the market. 'Competition for all the sites was very good. Today's auction
indicates that people still have confidence in investing and building units
because they have confidence that they can sell them on the market, despite
all the comments about surplus supply.'
The second site sold yesterday was a
14,700 sq m plot for private residential development in Kowloon Tong.
Legislator James Tien's Manhattan Garments is believed to be the developer
who beat two others with a HK$570 million bid.
A third 19,300 sq m plot in Shatin went
for HK$660 million to Nan Fung, while the fourth, a 3,720 sq m plot in
Stanley, was sold to Tai Cheung Property for HK$100 million.

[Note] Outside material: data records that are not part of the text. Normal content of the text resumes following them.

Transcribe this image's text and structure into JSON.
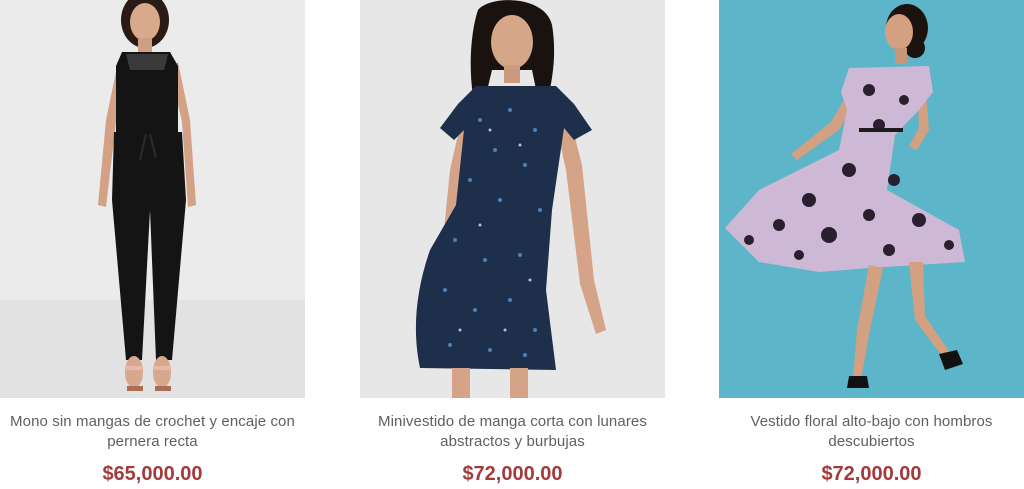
{
  "products": [
    {
      "title": "Mono sin mangas de crochet y encaje con pernera recta",
      "price": "$65,000.00",
      "image": {
        "background": "#e9e9e9",
        "garment": "#141414"
      }
    },
    {
      "title": "Minivestido de manga corta con lunares abstractos y burbujas",
      "price": "$72,000.00",
      "image": {
        "background": "#e6e6e6",
        "garment": "#1d2f4a"
      }
    },
    {
      "title": "Vestido floral alto-bajo con hombros descubiertos",
      "price": "$72,000.00",
      "image": {
        "background": "#5fb6c9",
        "garment": "#cdb8d6"
      }
    }
  ]
}
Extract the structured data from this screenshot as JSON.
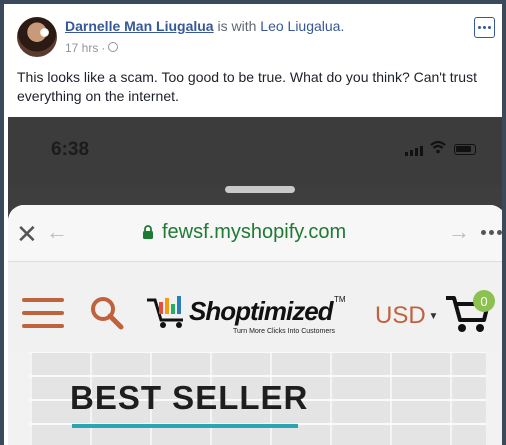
{
  "post": {
    "author": "Darnelle Man Liugalua",
    "with_text": "is with",
    "tagged": "Leo Liugalua.",
    "time": "17 hrs",
    "separator": "·",
    "text": "This looks like a scam. Too good to be true. What do you think? Can't trust everything on the internet."
  },
  "screenshot": {
    "phone_time": "6:38",
    "url": "fewsf.myshopify.com",
    "shop": {
      "logo_text": "Shoptimized",
      "logo_tm": "TM",
      "tagline": "Turn More Clicks Into Customers",
      "currency": "USD",
      "cart_count": "0",
      "banner_title": "BEST SELLER"
    }
  },
  "icons": {
    "more": "more-options-icon",
    "globe": "globe-icon",
    "close": "close-icon",
    "back": "back-arrow-icon",
    "forward": "forward-arrow-icon",
    "lock": "lock-icon",
    "menu": "hamburger-menu-icon",
    "search": "search-icon",
    "cart": "cart-icon"
  },
  "colors": {
    "link": "#365899",
    "shop_accent": "#c0623e",
    "url_green": "#1f7a34",
    "badge_green": "#8cc152",
    "banner_underline": "#2aa6b2"
  }
}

Hong Kong's property prices are still 50
per cent off their peaks in 1997, but some analysts say a rebound could
start this year.
Mr Brooke, for one, expects prices in
urban areas to rise 15 per cent within the next two years, while he sees
prices in outlying areas taking another 3-4 years to recover. -
2002 April 16 by Audrey Tan
Sino Land is in negotiations with fund
managers about the possible sale of its 108-unit Sky Horizon luxury project
in North Point, according to executive director Robert Lee Chi-hong.
Mr Lee yesterday said falling interest
rates had prompted many investors to look to the luxury market.
Its Sky Horizon project, with units
ranging in size from 1,300 square feet to 1,400 square feet, received
several offers from foreign funds in Singapore, Australia and the United
States, Mr Lee said.
But he refused to disclose details,
saying the parties were still working out prices.
Sino Land was also considering reserving
one block of the development for long-term investment, he said.
Mr Lee said the firm was preparing to
launch an internal sale on the project.
However, real estate agents said the
developer had sold more than 10 units yesterday at prices from HK$6,800 to
HK$7,800 per square foot. Many buyers were local investors, agents said.
Mr Lee expected a sell-out of the 108
units could realise about HK$1 billion.
He said the property market was on the
road to recovery in light of the low mortgage rates and the improved
home-buying confidence in some of the new developments.
He hoped to draw more investors in future
13 December 2001 South
China Morning Post
first experience ever with the founder and Chairman of Far Eastern
Organization in Singapore, NG TENG FONG was when he
passed through town in the 1980's and roared at me "Do you want this
deal or not?". We had just a few hours to itemise
everything and negotiate a purchase because he was leaving town that
afternoon. From that moment onward, I learned the skills
of How To Deal With Asian Tycoons including responsiveness and
attention to detail
came through Vancouver a second time with his friend FUNG KING-HEY,
the founder of Sun Hung Kai Finance in Hong Kong, who Merrill
Lynch paid $65 million USD in 1982 to get a toe-hold in
Elder son ROBERT NG has grown
family fortunes in Hong Kong operating as Sino
Younger son PHILLIP
NG has taken over operation reigns locally in Singapore, continuing
to be a significant player in the market. -